I’d also like to introduce a unique project in Garissa, north eastern Kenya. This semi arid area is populated by semi nomadic people who have voluntarily decided to protect the herds of giraffe that are highly threatened here. I am inspired by the warden and his scouts who patrol and do snare removal in the area, educate the population and stop the habitat destruction. These people living in an extremely dry harsh environment, are doing it as volunteers.
Finally, Cousin Island in the Seychelles is home to many endemic species of frogs, birds, fish and plants. This unique island is managed by a local NGO Nature Seychelles, another example of local conservation. All these organizations are successful because they have developed a community of people who care. I hope you will take time to find out more about them and support them with your comments and donations.
After spending many years struggling to achieve wildlife conservation in Kenya, I decided to start WildlifeDirect to solve a very real problem in Africa, the lack of adequate funds to protect the continents unique wildlife heritage. A cash endowment was the obvious solution, but nobody would give us the amounts of money that we required. Persuading individual donors to give support was not easy because most people are unaware of what is going on in conservation until there is a crisis. I needed to find another way to raise awareness and funds on a continuous basis.

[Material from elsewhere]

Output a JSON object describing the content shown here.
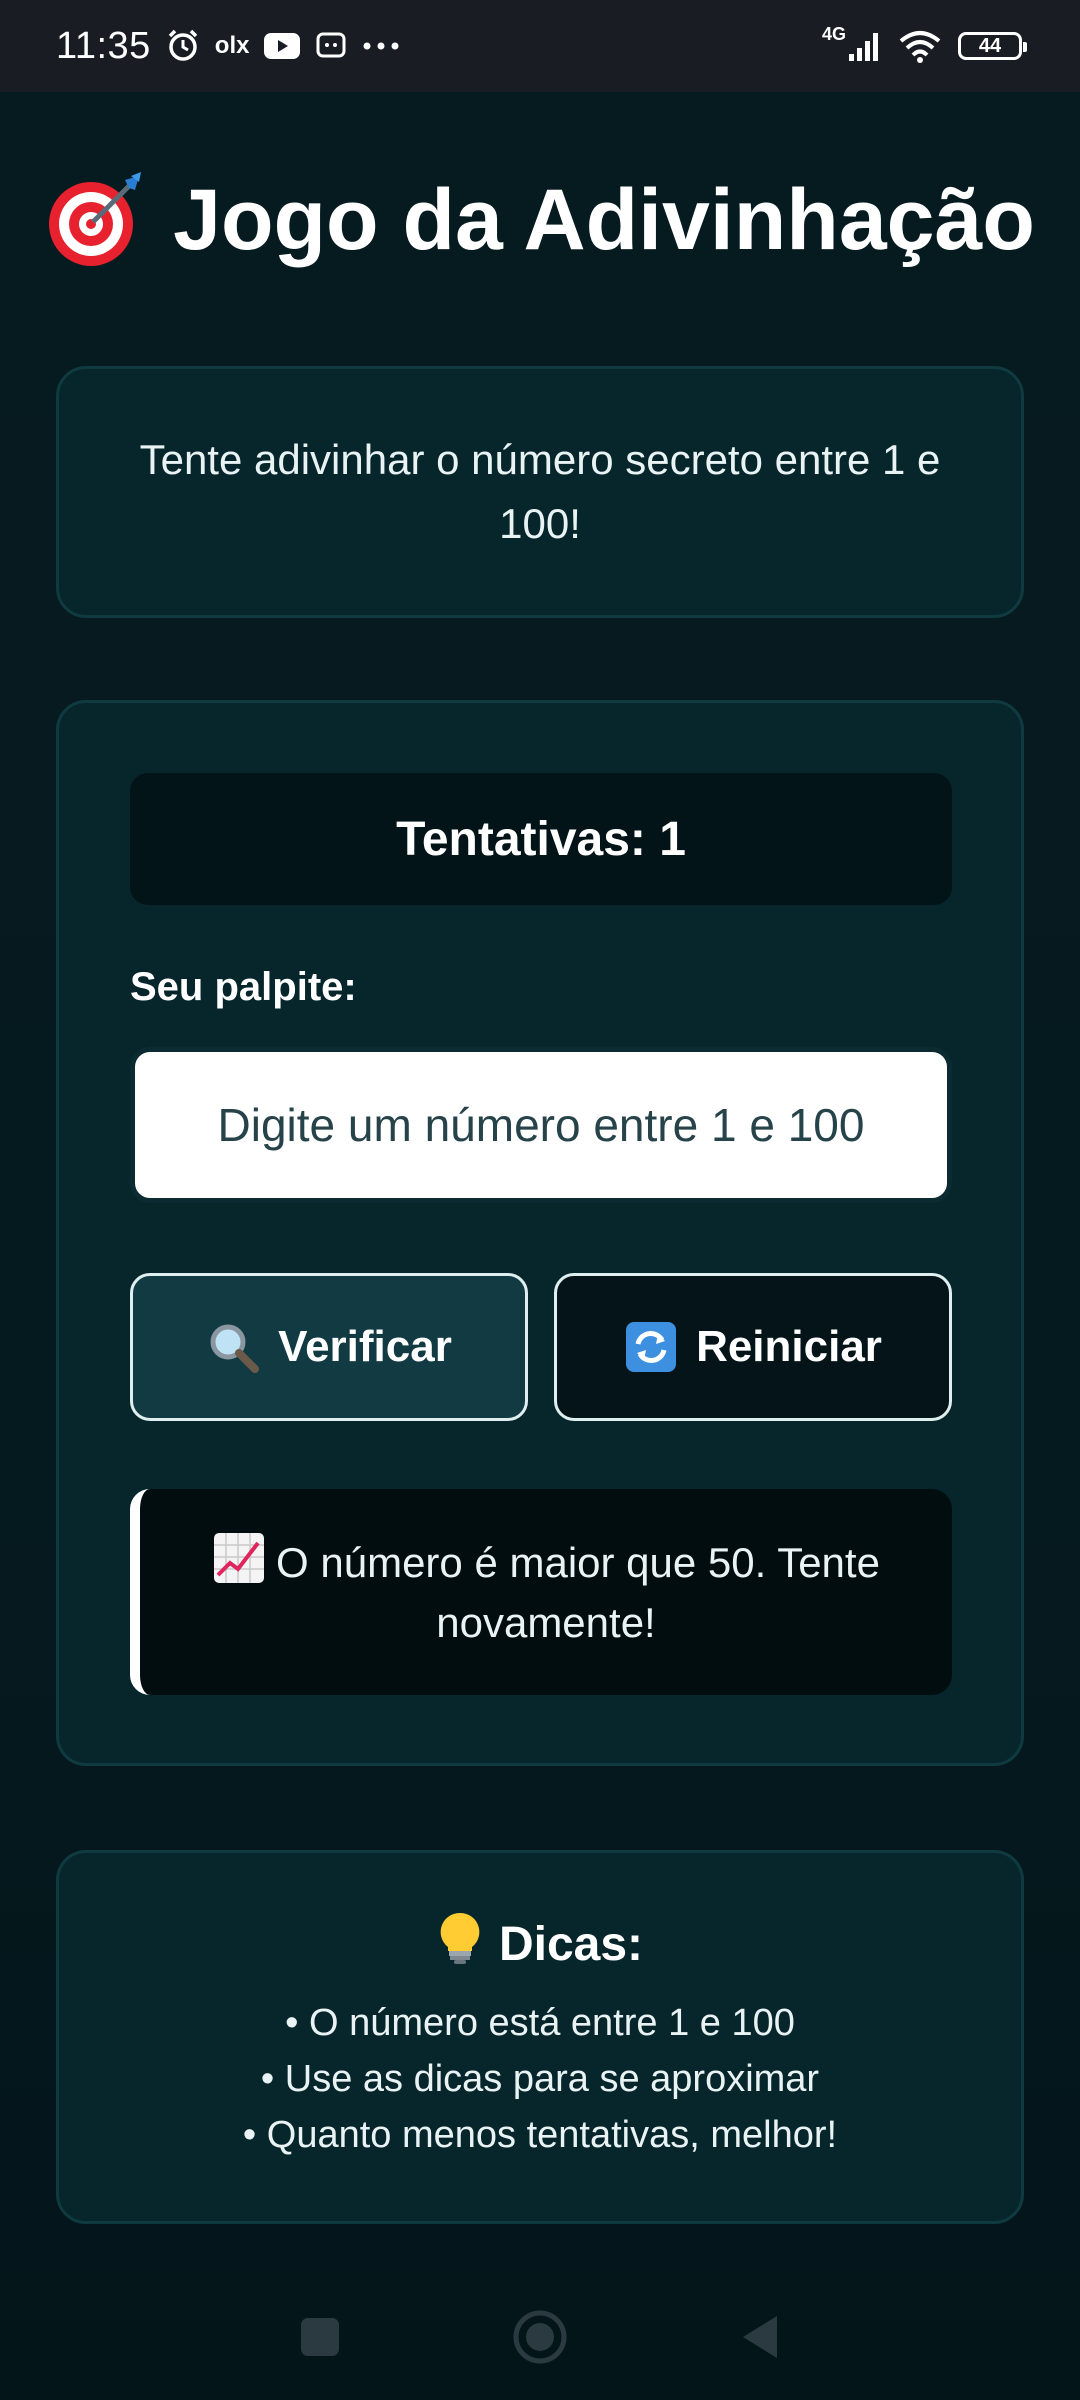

WildlifeDirect was conceived as a way of facilitating exchanges between the front lines of conservation and the rest of the world, to create a community of people concerned about conservation and to allow for direct interaction with and support to the conservationists on the ground. Our website is a set of tools to make this happen – and I’m very proud of the success so far. Not only have we enabled a number of interesting and courageous conservationists to write blogs from the frontlines, but I am encouraged that the world is reading, listening, and taking action.
What’s unique about WildlifeDirect is that donors can select what they want to send a donation for, monitor how their donation worked, and learn about the day to day activities on the ground. All of this with the knowledge that the donations are transferred to the field, net only of bank fees. For some projects this has been a godsend, especially in times of critical need. Gorilla protection for example is our oldest blog started in January this year and it has already earned tens of thousands of dollars for emergency response following the attacks on the Rugendo family in July.
The early success of wildlifedirect.org has made us realize the potential of using the internet to create an online global conservation community. Our goal is to reach 250,000 people each month by the end of 2008 as this will enable us to generate the funds we need to support our partners on the ground. My team and I will be using this blog to tell you how you can help us, how we are doing and to give you my personal opinions about conservation in general.
I sincerely hope you will use this space to share and exchange your views too.